Saved data entries
[Start of Attachment]
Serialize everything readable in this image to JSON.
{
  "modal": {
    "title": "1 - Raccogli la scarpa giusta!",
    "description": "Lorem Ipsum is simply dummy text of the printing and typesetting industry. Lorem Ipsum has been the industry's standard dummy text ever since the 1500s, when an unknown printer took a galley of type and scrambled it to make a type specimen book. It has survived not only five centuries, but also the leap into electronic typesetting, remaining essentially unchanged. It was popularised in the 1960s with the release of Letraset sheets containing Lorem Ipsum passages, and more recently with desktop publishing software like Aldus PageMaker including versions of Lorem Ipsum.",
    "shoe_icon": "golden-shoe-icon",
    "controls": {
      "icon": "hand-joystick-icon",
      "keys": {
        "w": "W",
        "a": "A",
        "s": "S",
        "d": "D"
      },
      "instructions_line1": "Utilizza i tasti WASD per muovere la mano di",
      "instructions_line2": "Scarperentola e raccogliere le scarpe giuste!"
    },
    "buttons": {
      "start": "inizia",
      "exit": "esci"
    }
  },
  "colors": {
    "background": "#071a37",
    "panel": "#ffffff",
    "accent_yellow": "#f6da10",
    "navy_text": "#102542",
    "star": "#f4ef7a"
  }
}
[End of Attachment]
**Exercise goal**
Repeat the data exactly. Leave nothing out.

**Exercise answer**
Serialize everything readable in this image to JSON.
{
  "modal": {
    "title": "1 - Raccogli la scarpa giusta!",
    "description": "Lorem Ipsum is simply dummy text of the printing and typesetting industry. Lorem Ipsum has been the industry's standard dummy text ever since the 1500s, when an unknown printer took a galley of type and scrambled it to make a type specimen book. It has survived not only five centuries, but also the leap into electronic typesetting, remaining essentially unchanged. It was popularised in the 1960s with the release of Letraset sheets containing Lorem Ipsum passages, and more recently with desktop publishing software like Aldus PageMaker including versions of Lorem Ipsum.",
    "shoe_icon": "golden-shoe-icon",
    "controls": {
      "icon": "hand-joystick-icon",
      "keys": {
        "w": "W",
        "a": "A",
        "s": "S",
        "d": "D"
      },
      "instructions_line1": "Utilizza i tasti WASD per muovere la mano di",
      "instructions_line2": "Scarperentola e raccogliere le scarpe giuste!"
    },
    "buttons": {
      "start": "inizia",
      "exit": "esci"
    }
  },
  "colors": {
    "background": "#071a37",
    "panel": "#ffffff",
    "accent_yellow": "#f6da10",
    "navy_text": "#102542",
    "star": "#f4ef7a"
  }
}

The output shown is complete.